The decision to homeschool is usually taken by the parent, but at times as the homeschool student who has never attended regular school grows up, they may question this decision. The portrayal of regular school in books they read and movies they watch, may give them the impression that they are missing out because they are being homeschooled. What does the homeschool parent do in a situation like this, where the homeschool student wants to go to regular school? Here are some suggestions.

Explain Why You Thought Homeschool Was  a Good Idea

The homeschool student should be told about why the homeschool parent thought it was the right educational choice for them to make. The stronger bond between the children and the parent, the flexibility to teach what interested them, no early morning rush to catch the bus, no cancelling family road trips because of missing classes, and so many more reasons. If the child understands why they are being homeschooled, it makes them more accepting of the option.

Ask What They Want to Do in Regular School

Each child is unique and will have a different reason for wanting to go to regular school. Some may want to make friends with other classmates, while others may feel that they want to explore the more traditional approach to education. Get them to express what they feel they are missing out on while they are being homeschooled. This is the first step to making a joint decision about their future studies. Just because they have been homeschooled so far does not mean that they can’t switch to regular school at a later date.

Give Them Options for a Compromise

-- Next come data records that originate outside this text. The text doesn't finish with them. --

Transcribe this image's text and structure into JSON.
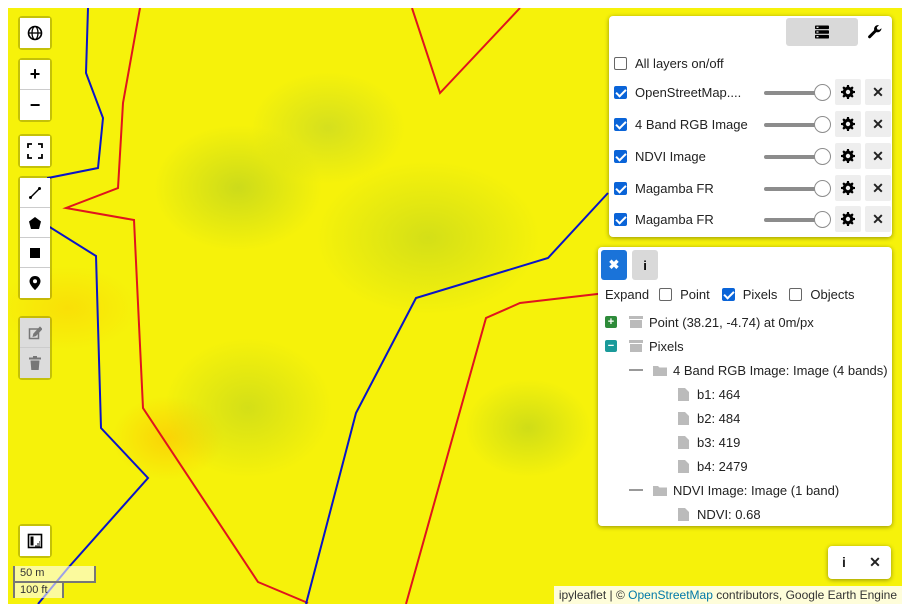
{
  "map": {
    "scale_metric": "50 m",
    "scale_imperial": "100 ft",
    "attribution": {
      "prefix": "ipyleaflet | ©",
      "link": "OpenStreetMap",
      "suffix": "contributors, Google Earth Engine"
    },
    "colors": {
      "background": "#f6f20a",
      "boundary_red": "#e0141e",
      "boundary_blue": "#0a14c8"
    }
  },
  "controls": {
    "globe_icon": "globe-icon",
    "zoom_in": "+",
    "zoom_out": "−"
  },
  "layers_panel": {
    "all_toggle_label": "All layers on/off",
    "all_toggle_checked": false,
    "layers": [
      {
        "name": "OpenStreetMap....",
        "checked": true,
        "opacity": 1.0
      },
      {
        "name": "4 Band RGB Image",
        "checked": true,
        "opacity": 1.0
      },
      {
        "name": "NDVI Image",
        "checked": true,
        "opacity": 1.0
      },
      {
        "name": "Magamba FR",
        "checked": true,
        "opacity": 1.0
      },
      {
        "name": "Magamba FR",
        "checked": true,
        "opacity": 1.0
      }
    ]
  },
  "inspector": {
    "expand_label": "Expand",
    "options": [
      {
        "label": "Point",
        "checked": false
      },
      {
        "label": "Pixels",
        "checked": true
      },
      {
        "label": "Objects",
        "checked": false
      }
    ],
    "tree": {
      "point": "Point (38.21, -4.74) at 0m/px",
      "pixels": "Pixels",
      "rgb_image": "4 Band RGB Image: Image (4 bands)",
      "b1": "b1: 464",
      "b2": "b2: 484",
      "b3": "b3: 419",
      "b4": "b4: 2479",
      "ndvi_image": "NDVI Image: Image (1 band)",
      "ndvi": "NDVI: 0.68"
    }
  }
}
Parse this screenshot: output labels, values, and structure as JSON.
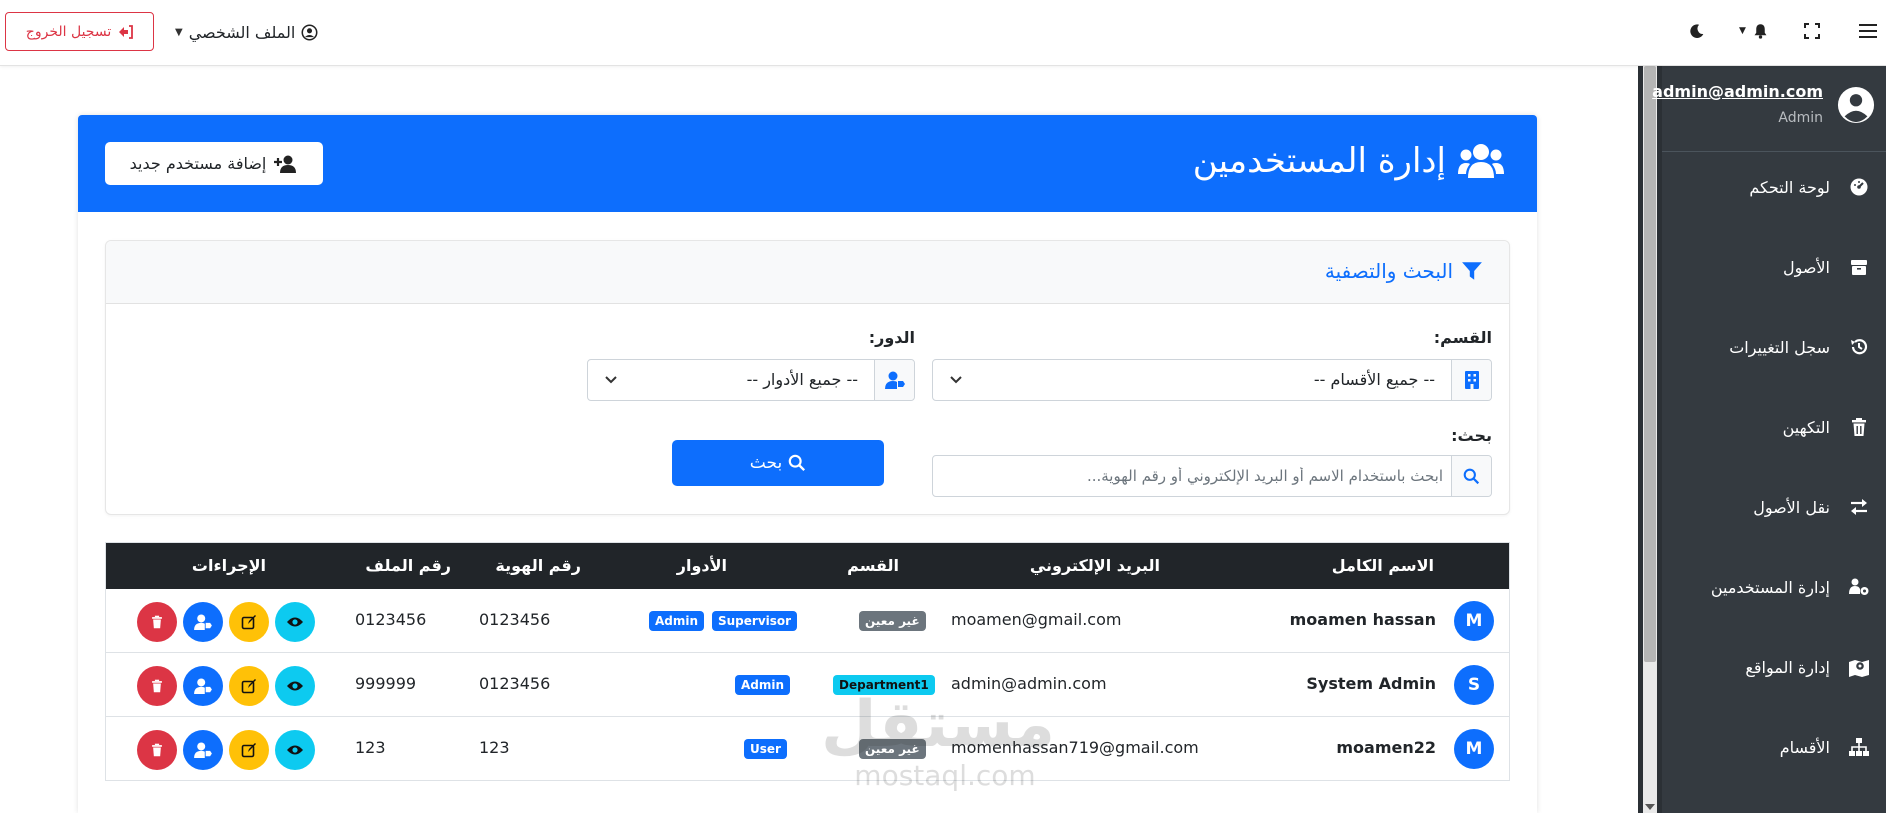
{
  "topbar": {
    "logout_label": "تسجيل الخروج",
    "profile_label": "الملف الشخصي"
  },
  "sidebar": {
    "user_email": "admin@admin.com",
    "user_role": "Admin",
    "items": [
      {
        "label": "لوحة التحكم",
        "icon": "dashboard-icon"
      },
      {
        "label": "الأصول",
        "icon": "box-icon"
      },
      {
        "label": "سجل التغييرات",
        "icon": "history-icon"
      },
      {
        "label": "التكهين",
        "icon": "trash-icon"
      },
      {
        "label": "نقل الأصول",
        "icon": "exchange-icon"
      },
      {
        "label": "إدارة المستخدمين",
        "icon": "users-cog-icon"
      },
      {
        "label": "إدارة المواقع",
        "icon": "map-marker-icon"
      },
      {
        "label": "الأقسام",
        "icon": "sitemap-icon"
      }
    ]
  },
  "header": {
    "title": "إدارة المستخدمين",
    "add_user_label": "إضافة مستخدم جديد"
  },
  "filter": {
    "title": "البحث والتصفية",
    "department_label": "القسم:",
    "department_value": "-- جميع الأقسام --",
    "role_label": "الدور:",
    "role_value": "-- جميع الأدوار --",
    "search_label": "بحث:",
    "search_placeholder": "ابحث باستخدام الاسم أو البريد الإلكتروني أو رقم الهوية...",
    "search_button": "بحث"
  },
  "table": {
    "headers": {
      "full_name": "الاسم الكامل",
      "email": "البريد الإلكتروني",
      "department": "القسم",
      "roles": "الأدوار",
      "id_number": "رقم الهوية",
      "file_number": "رقم الملف",
      "actions": "الإجراءات"
    },
    "rows": [
      {
        "initial": "M",
        "name": "moamen hassan",
        "email": "moamen@gmail.com",
        "department": "غير معين",
        "roles": [
          "Admin",
          "Supervisor"
        ],
        "id_number": "0123456",
        "file_number": "0123456"
      },
      {
        "initial": "S",
        "name": "System Admin",
        "email": "admin@admin.com",
        "department": "Department1",
        "roles": [
          "Admin"
        ],
        "id_number": "0123456",
        "file_number": "999999"
      },
      {
        "initial": "M",
        "name": "moamen22",
        "email": "momenhassan719@gmail.com",
        "department": "غير معين",
        "roles": [
          "User"
        ],
        "id_number": "123",
        "file_number": "123"
      }
    ]
  },
  "watermark": {
    "arabic": "مستقل",
    "latin": "mostaql.com"
  },
  "colors": {
    "primary": "#0d6efd",
    "danger": "#dc3545",
    "warning": "#ffc107",
    "info": "#0dcaf0",
    "secondary": "#6c757d",
    "sidebar": "#343a40",
    "table_head": "#212529"
  }
}
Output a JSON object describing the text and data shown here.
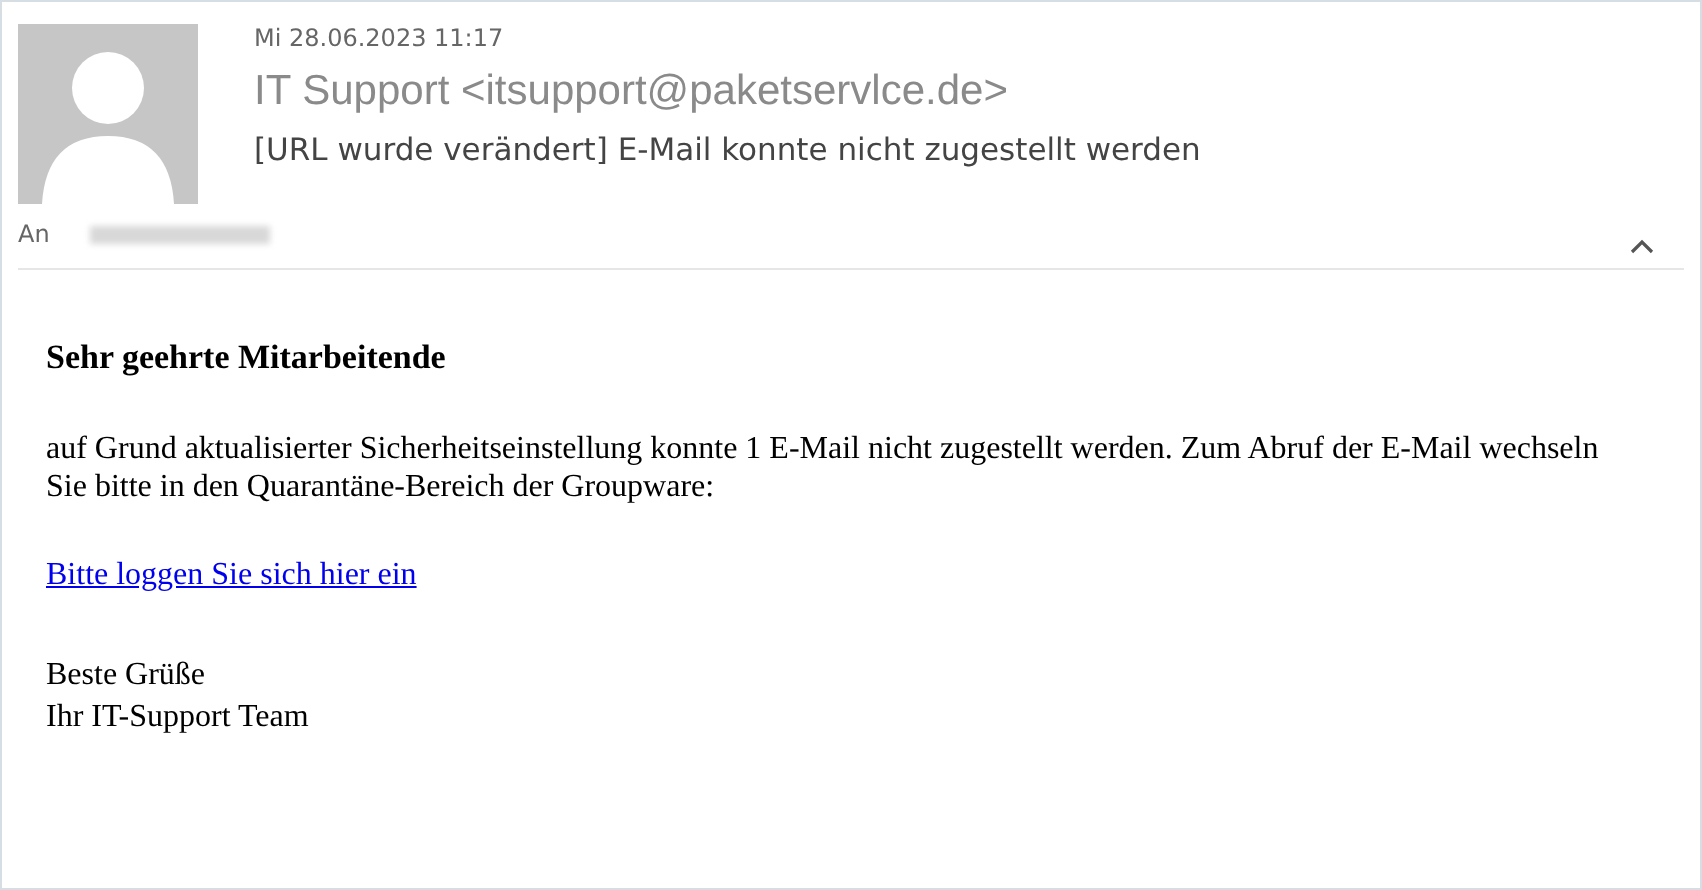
{
  "header": {
    "date": "Mi 28.06.2023 11:17",
    "sender": "IT Support <itsupport@paketservlce.de>",
    "subject": "[URL wurde verändert] E-Mail konnte nicht zugestellt werden",
    "to_label": "An",
    "expanded": true
  },
  "body": {
    "greeting": "Sehr geehrte Mitarbeitende",
    "paragraph": "auf Grund aktualisierter Sicherheitseinstellung konnte 1 E-Mail nicht zugestellt werden. Zum Abruf der E-Mail wechseln Sie bitte in den Quarantäne-Bereich der Groupware:",
    "link": "Bitte loggen Sie sich hier ein",
    "closing": [
      "Beste Grüße",
      "Ihr IT-Support Team"
    ]
  }
}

Suppose they were allowed to join a homeschool co-op where they would have the opportunity to make new friends and forge life long bonds? Would that make them happier? Allow them to participate in organized sporting activities where they will be forced to interact with all kinds of children and adult supervisors. Check if that makes them feel part of the main stream. Music lessons for singing, or playing an instrument can also help if conducted by a teacher other than the parent.